→ TASK:
Print the entries that appear below, exactly as written and without their pictures.

→ TASK INPUT:
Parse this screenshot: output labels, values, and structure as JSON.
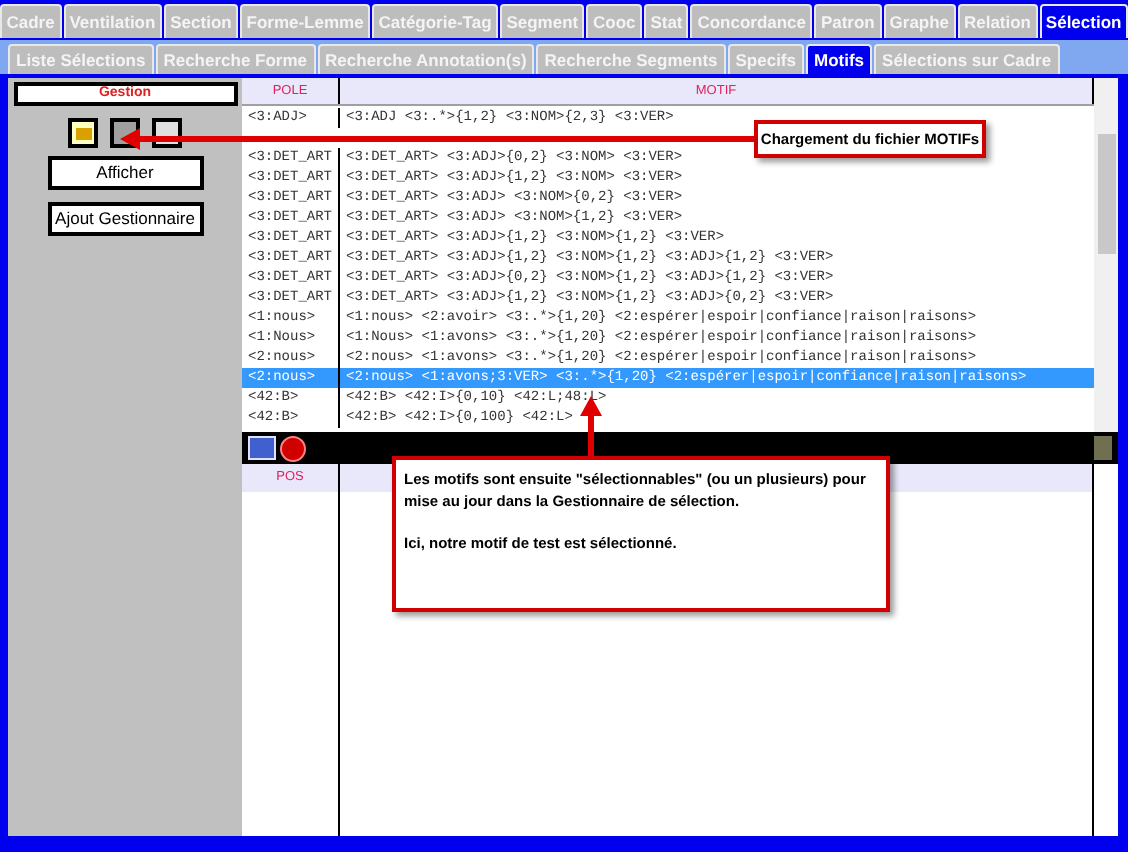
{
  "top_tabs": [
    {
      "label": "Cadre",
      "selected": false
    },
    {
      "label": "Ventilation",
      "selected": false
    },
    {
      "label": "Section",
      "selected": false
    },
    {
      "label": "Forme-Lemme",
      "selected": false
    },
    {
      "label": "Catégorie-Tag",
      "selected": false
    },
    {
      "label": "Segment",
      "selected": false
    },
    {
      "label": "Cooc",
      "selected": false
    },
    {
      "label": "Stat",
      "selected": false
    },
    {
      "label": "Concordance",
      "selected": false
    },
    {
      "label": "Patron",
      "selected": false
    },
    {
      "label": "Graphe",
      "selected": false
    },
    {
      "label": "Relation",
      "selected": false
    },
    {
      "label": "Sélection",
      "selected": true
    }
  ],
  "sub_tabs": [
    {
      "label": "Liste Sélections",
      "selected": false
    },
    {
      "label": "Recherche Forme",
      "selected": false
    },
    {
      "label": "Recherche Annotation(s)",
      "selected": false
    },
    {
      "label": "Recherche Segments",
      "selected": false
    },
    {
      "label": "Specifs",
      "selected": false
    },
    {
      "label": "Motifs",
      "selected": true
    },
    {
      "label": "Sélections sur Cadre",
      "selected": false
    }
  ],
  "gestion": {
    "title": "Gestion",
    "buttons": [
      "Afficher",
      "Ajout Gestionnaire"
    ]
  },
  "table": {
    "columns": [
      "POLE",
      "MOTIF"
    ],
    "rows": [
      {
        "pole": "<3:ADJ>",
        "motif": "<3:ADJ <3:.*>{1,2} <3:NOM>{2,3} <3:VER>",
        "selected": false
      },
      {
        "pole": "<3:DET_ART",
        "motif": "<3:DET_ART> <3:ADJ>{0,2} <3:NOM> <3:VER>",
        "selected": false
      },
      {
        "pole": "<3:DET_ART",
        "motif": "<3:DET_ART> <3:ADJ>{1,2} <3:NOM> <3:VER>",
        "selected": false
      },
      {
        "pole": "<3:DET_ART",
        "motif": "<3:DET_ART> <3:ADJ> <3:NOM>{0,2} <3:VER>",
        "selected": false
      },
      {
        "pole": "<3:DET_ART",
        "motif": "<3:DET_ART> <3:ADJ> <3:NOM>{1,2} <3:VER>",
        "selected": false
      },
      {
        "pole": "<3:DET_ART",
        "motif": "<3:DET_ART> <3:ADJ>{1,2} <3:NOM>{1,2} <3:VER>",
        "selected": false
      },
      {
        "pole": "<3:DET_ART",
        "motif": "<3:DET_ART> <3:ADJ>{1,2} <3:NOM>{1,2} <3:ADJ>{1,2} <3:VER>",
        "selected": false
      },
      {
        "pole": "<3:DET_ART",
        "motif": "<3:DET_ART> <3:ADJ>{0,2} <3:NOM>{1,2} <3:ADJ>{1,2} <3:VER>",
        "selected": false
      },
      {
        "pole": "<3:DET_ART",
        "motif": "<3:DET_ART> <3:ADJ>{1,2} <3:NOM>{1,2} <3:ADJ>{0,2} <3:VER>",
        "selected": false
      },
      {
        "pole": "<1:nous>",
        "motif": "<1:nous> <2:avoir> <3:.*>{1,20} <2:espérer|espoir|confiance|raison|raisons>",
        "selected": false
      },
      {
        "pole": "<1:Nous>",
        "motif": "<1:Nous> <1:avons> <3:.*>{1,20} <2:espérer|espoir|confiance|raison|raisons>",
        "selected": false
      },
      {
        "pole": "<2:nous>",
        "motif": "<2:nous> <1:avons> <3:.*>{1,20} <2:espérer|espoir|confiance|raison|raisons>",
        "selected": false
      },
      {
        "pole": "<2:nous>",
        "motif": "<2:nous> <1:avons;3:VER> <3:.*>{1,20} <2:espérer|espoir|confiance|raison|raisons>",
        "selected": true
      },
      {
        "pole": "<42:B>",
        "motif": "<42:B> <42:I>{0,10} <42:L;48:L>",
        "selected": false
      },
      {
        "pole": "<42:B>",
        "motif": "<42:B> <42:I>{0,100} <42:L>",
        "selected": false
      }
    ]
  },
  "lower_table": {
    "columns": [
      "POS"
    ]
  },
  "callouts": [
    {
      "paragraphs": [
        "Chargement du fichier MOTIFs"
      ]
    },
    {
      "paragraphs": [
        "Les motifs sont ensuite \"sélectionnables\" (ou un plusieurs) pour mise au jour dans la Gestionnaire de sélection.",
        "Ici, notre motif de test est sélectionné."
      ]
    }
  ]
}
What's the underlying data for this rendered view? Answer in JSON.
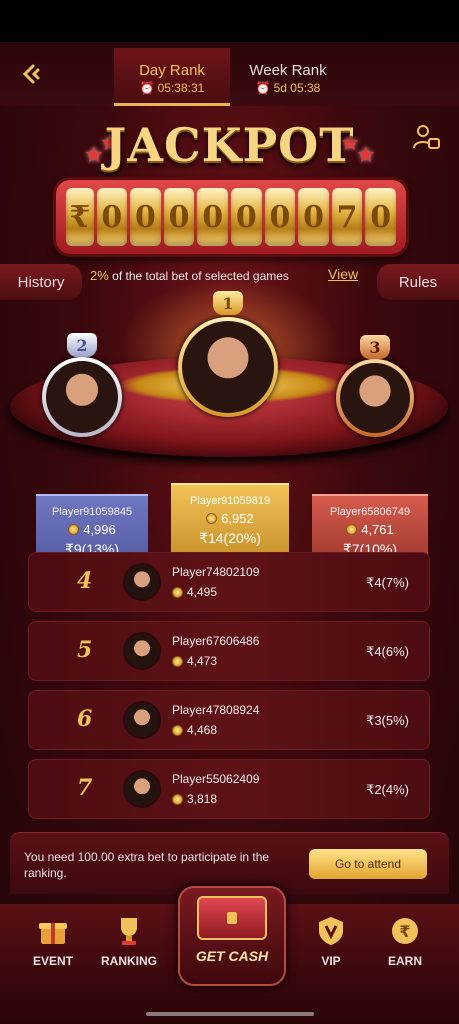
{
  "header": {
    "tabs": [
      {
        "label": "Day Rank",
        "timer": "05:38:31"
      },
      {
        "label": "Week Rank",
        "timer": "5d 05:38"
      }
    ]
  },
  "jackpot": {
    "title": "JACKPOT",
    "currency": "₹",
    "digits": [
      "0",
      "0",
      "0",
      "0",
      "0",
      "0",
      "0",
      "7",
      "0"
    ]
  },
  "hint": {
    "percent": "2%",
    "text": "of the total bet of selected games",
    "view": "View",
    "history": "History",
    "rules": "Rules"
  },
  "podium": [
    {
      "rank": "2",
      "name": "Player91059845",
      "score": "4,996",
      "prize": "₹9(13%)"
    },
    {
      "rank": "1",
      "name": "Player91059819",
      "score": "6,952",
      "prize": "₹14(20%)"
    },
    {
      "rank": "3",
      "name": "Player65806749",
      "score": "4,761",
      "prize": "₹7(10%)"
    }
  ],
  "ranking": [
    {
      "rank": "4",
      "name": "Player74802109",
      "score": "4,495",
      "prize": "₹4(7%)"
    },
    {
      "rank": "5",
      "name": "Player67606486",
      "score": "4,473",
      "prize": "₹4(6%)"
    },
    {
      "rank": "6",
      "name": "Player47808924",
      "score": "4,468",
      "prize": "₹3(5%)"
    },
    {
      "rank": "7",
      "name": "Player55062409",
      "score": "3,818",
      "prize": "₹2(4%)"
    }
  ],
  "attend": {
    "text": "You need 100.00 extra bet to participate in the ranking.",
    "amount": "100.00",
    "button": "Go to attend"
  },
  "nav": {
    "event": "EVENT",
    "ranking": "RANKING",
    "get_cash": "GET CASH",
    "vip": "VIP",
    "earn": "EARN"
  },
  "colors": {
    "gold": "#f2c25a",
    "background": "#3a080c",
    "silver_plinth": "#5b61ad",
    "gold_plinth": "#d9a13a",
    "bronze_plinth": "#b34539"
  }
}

→ TASK SOLUTION:
Parse this screenshot: output labels, values, and structure as JSON.
{
  "top_tabs": [
    {
      "label": "Cadre",
      "selected": false
    },
    {
      "label": "Ventilation",
      "selected": false
    },
    {
      "label": "Section",
      "selected": false
    },
    {
      "label": "Forme-Lemme",
      "selected": false
    },
    {
      "label": "Catégorie-Tag",
      "selected": false
    },
    {
      "label": "Segment",
      "selected": false
    },
    {
      "label": "Cooc",
      "selected": false
    },
    {
      "label": "Stat",
      "selected": false
    },
    {
      "label": "Concordance",
      "selected": false
    },
    {
      "label": "Patron",
      "selected": false
    },
    {
      "label": "Graphe",
      "selected": false
    },
    {
      "label": "Relation",
      "selected": false
    },
    {
      "label": "Sélection",
      "selected": true
    }
  ],
  "sub_tabs": [
    {
      "label": "Liste Sélections",
      "selected": false
    },
    {
      "label": "Recherche Forme",
      "selected": false
    },
    {
      "label": "Recherche Annotation(s)",
      "selected": false
    },
    {
      "label": "Recherche Segments",
      "selected": false
    },
    {
      "label": "Specifs",
      "selected": false
    },
    {
      "label": "Motifs",
      "selected": true
    },
    {
      "label": "Sélections sur Cadre",
      "selected": false
    }
  ],
  "gestion": {
    "title": "Gestion",
    "buttons": [
      "Afficher",
      "Ajout Gestionnaire"
    ]
  },
  "table": {
    "columns": [
      "POLE",
      "MOTIF"
    ],
    "rows": [
      {
        "pole": "<3:ADJ>",
        "motif": "<3:ADJ <3:.*>{1,2} <3:NOM>{2,3} <3:VER>",
        "selected": false
      },
      {
        "pole": "<3:DET_ART",
        "motif": "<3:DET_ART> <3:ADJ>{0,2} <3:NOM> <3:VER>",
        "selected": false
      },
      {
        "pole": "<3:DET_ART",
        "motif": "<3:DET_ART> <3:ADJ>{1,2} <3:NOM> <3:VER>",
        "selected": false
      },
      {
        "pole": "<3:DET_ART",
        "motif": "<3:DET_ART> <3:ADJ> <3:NOM>{0,2} <3:VER>",
        "selected": false
      },
      {
        "pole": "<3:DET_ART",
        "motif": "<3:DET_ART> <3:ADJ> <3:NOM>{1,2} <3:VER>",
        "selected": false
      },
      {
        "pole": "<3:DET_ART",
        "motif": "<3:DET_ART> <3:ADJ>{1,2} <3:NOM>{1,2} <3:VER>",
        "selected": false
      },
      {
        "pole": "<3:DET_ART",
        "motif": "<3:DET_ART> <3:ADJ>{1,2} <3:NOM>{1,2} <3:ADJ>{1,2} <3:VER>",
        "selected": false
      },
      {
        "pole": "<3:DET_ART",
        "motif": "<3:DET_ART> <3:ADJ>{0,2} <3:NOM>{1,2} <3:ADJ>{1,2} <3:VER>",
        "selected": false
      },
      {
        "pole": "<3:DET_ART",
        "motif": "<3:DET_ART> <3:ADJ>{1,2} <3:NOM>{1,2} <3:ADJ>{0,2} <3:VER>",
        "selected": false
      },
      {
        "pole": "<1:nous>",
        "motif": "<1:nous> <2:avoir> <3:.*>{1,20} <2:espérer|espoir|confiance|raison|raisons>",
        "selected": false
      },
      {
        "pole": "<1:Nous>",
        "motif": "<1:Nous> <1:avons> <3:.*>{1,20} <2:espérer|espoir|confiance|raison|raisons>",
        "selected": false
      },
      {
        "pole": "<2:nous>",
        "motif": "<2:nous> <1:avons> <3:.*>{1,20} <2:espérer|espoir|confiance|raison|raisons>",
        "selected": false
      },
      {
        "pole": "<2:nous>",
        "motif": "<2:nous> <1:avons;3:VER> <3:.*>{1,20} <2:espérer|espoir|confiance|raison|raisons>",
        "selected": true
      },
      {
        "pole": "<42:B>",
        "motif": "<42:B> <42:I>{0,10} <42:L;48:L>",
        "selected": false
      },
      {
        "pole": "<42:B>",
        "motif": "<42:B> <42:I>{0,100} <42:L>",
        "selected": false
      }
    ]
  },
  "lower_table": {
    "columns": [
      "POS"
    ]
  },
  "callouts": [
    {
      "paragraphs": [
        "Chargement du fichier MOTIFs"
      ]
    },
    {
      "paragraphs": [
        "Les motifs sont ensuite \"sélectionnables\" (ou un plusieurs) pour mise au jour dans la Gestionnaire de sélection.",
        "Ici, notre motif de test est sélectionné."
      ]
    }
  ]
}
What's the underlying data for this rendered view? Answer in JSON.
{
  "header": {
    "tabs": [
      {
        "label": "Day Rank",
        "timer": "05:38:31"
      },
      {
        "label": "Week Rank",
        "timer": "5d 05:38"
      }
    ]
  },
  "jackpot": {
    "title": "JACKPOT",
    "currency": "₹",
    "digits": [
      "0",
      "0",
      "0",
      "0",
      "0",
      "0",
      "0",
      "7",
      "0"
    ]
  },
  "hint": {
    "percent": "2%",
    "text": "of the total bet of selected games",
    "view": "View",
    "history": "History",
    "rules": "Rules"
  },
  "podium": [
    {
      "rank": "2",
      "name": "Player91059845",
      "score": "4,996",
      "prize": "₹9(13%)"
    },
    {
      "rank": "1",
      "name": "Player91059819",
      "score": "6,952",
      "prize": "₹14(20%)"
    },
    {
      "rank": "3",
      "name": "Player65806749",
      "score": "4,761",
      "prize": "₹7(10%)"
    }
  ],
  "ranking": [
    {
      "rank": "4",
      "name": "Player74802109",
      "score": "4,495",
      "prize": "₹4(7%)"
    },
    {
      "rank": "5",
      "name": "Player67606486",
      "score": "4,473",
      "prize": "₹4(6%)"
    },
    {
      "rank": "6",
      "name": "Player47808924",
      "score": "4,468",
      "prize": "₹3(5%)"
    },
    {
      "rank": "7",
      "name": "Player55062409",
      "score": "3,818",
      "prize": "₹2(4%)"
    }
  ],
  "attend": {
    "text": "You need 100.00 extra bet to participate in the ranking.",
    "amount": "100.00",
    "button": "Go to attend"
  },
  "nav": {
    "event": "EVENT",
    "ranking": "RANKING",
    "get_cash": "GET CASH",
    "vip": "VIP",
    "earn": "EARN"
  },
  "colors": {
    "gold": "#f2c25a",
    "background": "#3a080c",
    "silver_plinth": "#5b61ad",
    "gold_plinth": "#d9a13a",
    "bronze_plinth": "#b34539"
  }
}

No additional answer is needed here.